There's a lot of room for improvement in programming languages. New features aren't just novelty. The database/language impedance mismatch is still pretty big, language feature to support multithreading are still weak, strongly typed languages still need to handle "dynamic-ness" better. Microsoft has done a great job of introducing new features that people actually want while still maintaining backwards compatibility. Oracle is being way too conservative here and it does matter to their customers - even the big ones.
I spent a lot of time recently working at a fortune 20 company. Java was the official programming language of the company, but the Enterprise Architecture group was starting to lean closer to

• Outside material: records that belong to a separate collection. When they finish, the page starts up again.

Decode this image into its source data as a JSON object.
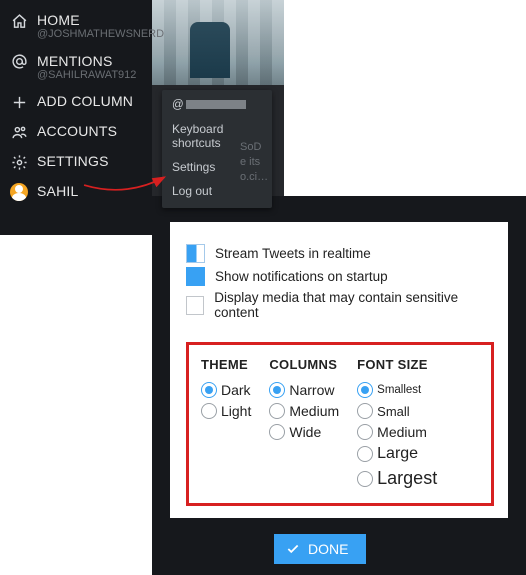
{
  "sidebar": {
    "items": [
      {
        "label": "HOME",
        "sub": "@JOSHMATHEWSNERD",
        "icon": "home-icon"
      },
      {
        "label": "MENTIONS",
        "sub": "@SAHILRAWAT912",
        "icon": "mention-icon"
      },
      {
        "label": "ADD COLUMN",
        "sub": "",
        "icon": "plus-icon"
      },
      {
        "label": "ACCOUNTS",
        "sub": "",
        "icon": "accounts-icon"
      },
      {
        "label": "SETTINGS",
        "sub": "",
        "icon": "gear-icon"
      },
      {
        "label": "SAHIL",
        "sub": "",
        "icon": "avatar-icon"
      }
    ]
  },
  "account_menu": {
    "handle_prefix": "@",
    "items": [
      {
        "label": "Keyboard shortcuts"
      },
      {
        "label": "Settings"
      },
      {
        "label": "Log out"
      }
    ]
  },
  "fragments": {
    "l1": "SoD",
    "l2": "e its",
    "l3": "o.ci…"
  },
  "settings": {
    "checkboxes": [
      {
        "label": "Stream Tweets in realtime",
        "state": "half"
      },
      {
        "label": "Show notifications on startup",
        "state": "on"
      },
      {
        "label": "Display media that may contain sensitive content",
        "state": "off"
      }
    ],
    "groups": {
      "theme": {
        "header": "THEME",
        "options": [
          "Dark",
          "Light"
        ],
        "selected": 0
      },
      "columns": {
        "header": "COLUMNS",
        "options": [
          "Narrow",
          "Medium",
          "Wide"
        ],
        "selected": 0
      },
      "fontsize": {
        "header": "FONT SIZE",
        "options": [
          "Smallest",
          "Small",
          "Medium",
          "Large",
          "Largest"
        ],
        "selected": 0
      }
    }
  },
  "done_label": "DONE"
}
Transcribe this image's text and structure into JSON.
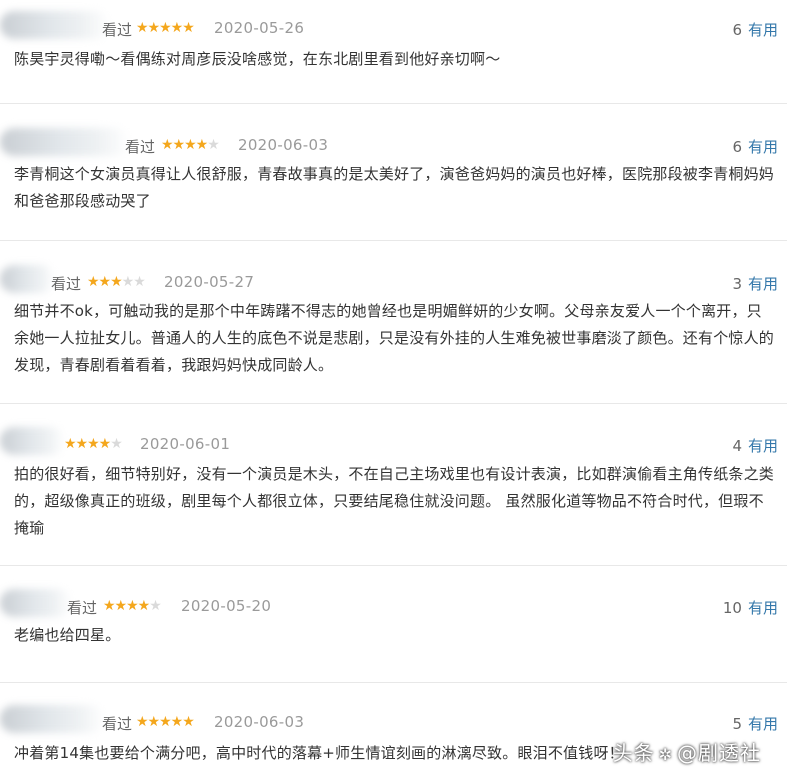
{
  "reviews": [
    {
      "status": "看过",
      "stars": 5,
      "date": "2020-05-26",
      "votes": "6",
      "useful": "有用",
      "text": "陈昊宇灵得嘞～看偶练对周彦辰没啥感觉，在东北剧里看到他好亲切啊～"
    },
    {
      "status": "看过",
      "stars": 4,
      "date": "2020-06-03",
      "votes": "6",
      "useful": "有用",
      "text": "李青桐这个女演员真得让人很舒服，青春故事真的是太美好了，演爸爸妈妈的演员也好棒，医院那段被李青桐妈妈和爸爸那段感动哭了"
    },
    {
      "status": "看过",
      "stars": 3,
      "date": "2020-05-27",
      "votes": "3",
      "useful": "有用",
      "text": "细节并不ok，可触动我的是那个中年踌躇不得志的她曾经也是明媚鲜妍的少女啊。父母亲友爱人一个个离开，只余她一人拉扯女儿。普通人的人生的底色不说是悲剧，只是没有外挂的人生难免被世事磨淡了颜色。还有个惊人的发现，青春剧看着看着，我跟妈妈快成同龄人。"
    },
    {
      "status": "",
      "stars": 4,
      "date": "2020-06-01",
      "votes": "4",
      "useful": "有用",
      "text": "拍的很好看，细节特别好，没有一个演员是木头，不在自己主场戏里也有设计表演，比如群演偷看主角传纸条之类的，超级像真正的班级，剧里每个人都很立体，只要结尾稳住就没问题。 虽然服化道等物品不符合时代，但瑕不掩瑜"
    },
    {
      "status": "看过",
      "stars": 4,
      "date": "2020-05-20",
      "votes": "10",
      "useful": "有用",
      "text": "老编也给四星。"
    },
    {
      "status": "看过",
      "stars": 5,
      "date": "2020-06-03",
      "votes": "5",
      "useful": "有用",
      "text": "冲着第14集也要给个满分吧，高中时代的落幕+师生情谊刻画的淋漓尽致。眼泪不值钱呀！"
    }
  ],
  "watermark": {
    "prefix": "头条",
    "at": "@",
    "name": "剧透社"
  }
}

For a language which forced Microsoft to up it's game with C#
Java has been playing catch up with C# for almost ten years. Attributes, generics, and lambdas were all added to Java long after they were added to C#. Also, Microsoft made them part of the runtime, while Java only made them part of the compiler (for the most part), so the features work a lot better in C#.

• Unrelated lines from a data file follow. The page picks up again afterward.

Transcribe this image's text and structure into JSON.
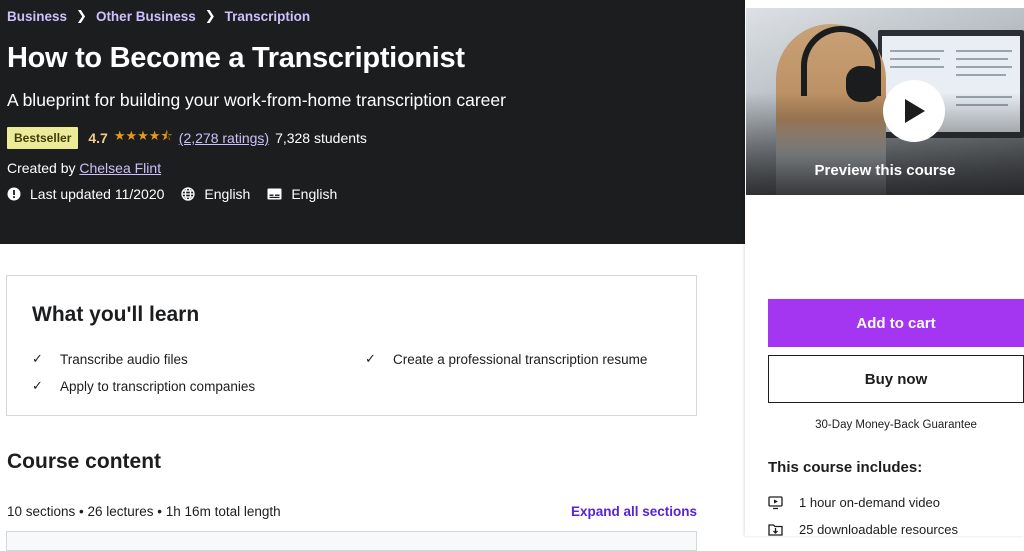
{
  "breadcrumb": [
    "Business",
    "Other Business",
    "Transcription"
  ],
  "course": {
    "title": "How to Become a Transcriptionist",
    "subtitle": "A blueprint for building your work-from-home transcription career",
    "badge": "Bestseller",
    "rating": "4.7",
    "stars": "★★★★⯪",
    "ratings_count": "(2,278 ratings)",
    "students": "7,328 students",
    "created_by_label": "Created by",
    "instructor": "Chelsea Flint",
    "last_updated": "Last updated 11/2020",
    "language": "English",
    "captions": "English"
  },
  "sidebar": {
    "preview_label": "Preview this course",
    "add_to_cart": "Add to cart",
    "buy_now": "Buy now",
    "guarantee": "30-Day Money-Back Guarantee",
    "includes_title": "This course includes:",
    "includes": [
      {
        "icon": "video-icon",
        "label": "1 hour on-demand video"
      },
      {
        "icon": "download-folder-icon",
        "label": "25 downloadable resources"
      }
    ]
  },
  "learn": {
    "title": "What you'll learn",
    "items": [
      "Transcribe audio files",
      "Create a professional transcription resume",
      "Apply to transcription companies"
    ],
    "check_glyph": "✓"
  },
  "content": {
    "title": "Course content",
    "meta": "10 sections • 26 lectures • 1h 16m total length",
    "expand_all": "Expand all sections"
  },
  "colors": {
    "hero_bg": "#1c1d1f",
    "accent_purple": "#a435f0",
    "link_purple": "#5624d0",
    "breadcrumb_purple": "#cec0fc",
    "badge_yellow": "#eceb98",
    "star_orange": "#e59819"
  }
}
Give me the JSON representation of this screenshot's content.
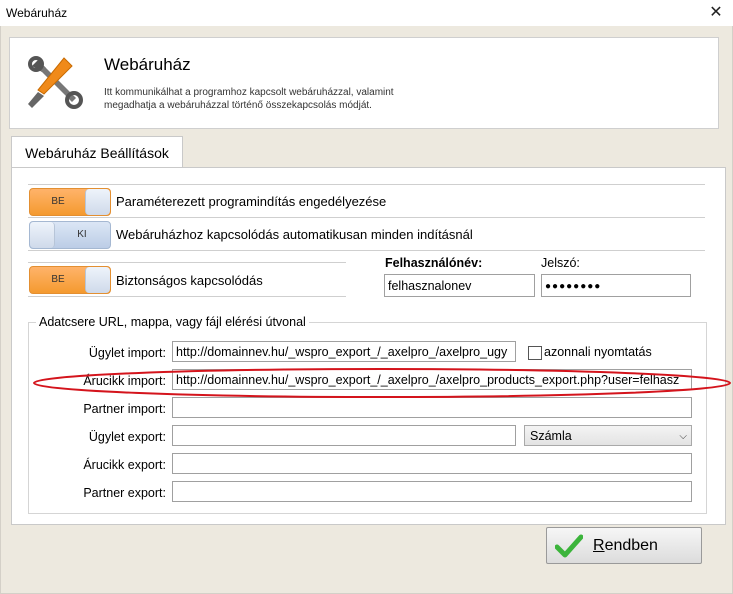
{
  "window": {
    "title": "Webáruház",
    "close_glyph": "✕"
  },
  "header": {
    "icon": "wrench-screwdriver-icon",
    "title": "Webáruház",
    "description": "Itt kommunikálhat a programhoz kapcsolt webáruházzal, valamint megadhatja a webáruházzal történő összekapcsolás módját."
  },
  "tabs": [
    {
      "label": "Webáruház Beállítások"
    }
  ],
  "toggles": [
    {
      "state": "BE",
      "label": "Paraméterezett programindítás engedélyezése"
    },
    {
      "state": "KI",
      "label": "Webáruházhoz kapcsolódás automatikusan minden indításnál"
    },
    {
      "state": "BE",
      "label": "Biztonságos kapcsolódás"
    }
  ],
  "credentials": {
    "username_label": "Felhasználónév:",
    "username_value": "felhasznalonev",
    "password_label": "Jelszó:",
    "password_value": "●●●●●●●●"
  },
  "data_exchange": {
    "group_title": "Adatcsere URL, mappa, vagy fájl elérési útvonal",
    "rows": [
      {
        "label": "Ügylet import:",
        "value": "http://domainnev.hu/_wspro_export_/_axelpro_/axelpro_ugy"
      },
      {
        "label": "Árucikk import:",
        "value": "http://domainnev.hu/_wspro_export_/_axelpro_/axelpro_products_export.php?user=felhasz"
      },
      {
        "label": "Partner import:",
        "value": ""
      },
      {
        "label": "Ügylet export:",
        "value": ""
      },
      {
        "label": "Árucikk export:",
        "value": ""
      },
      {
        "label": "Partner export:",
        "value": ""
      }
    ],
    "immediate_print_label": "azonnali nyomtatás",
    "export_type_selected": "Számla"
  },
  "ok_button": {
    "label_first": "R",
    "label_rest": "endben",
    "icon": "checkmark-icon"
  },
  "highlight_color": "#d4141c"
}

The point of this article is that Oracle has been slowing down the pace of innovation to an even slower pace than Sun was at, and Sun had already lost a five year head start to Microsoft very quickly.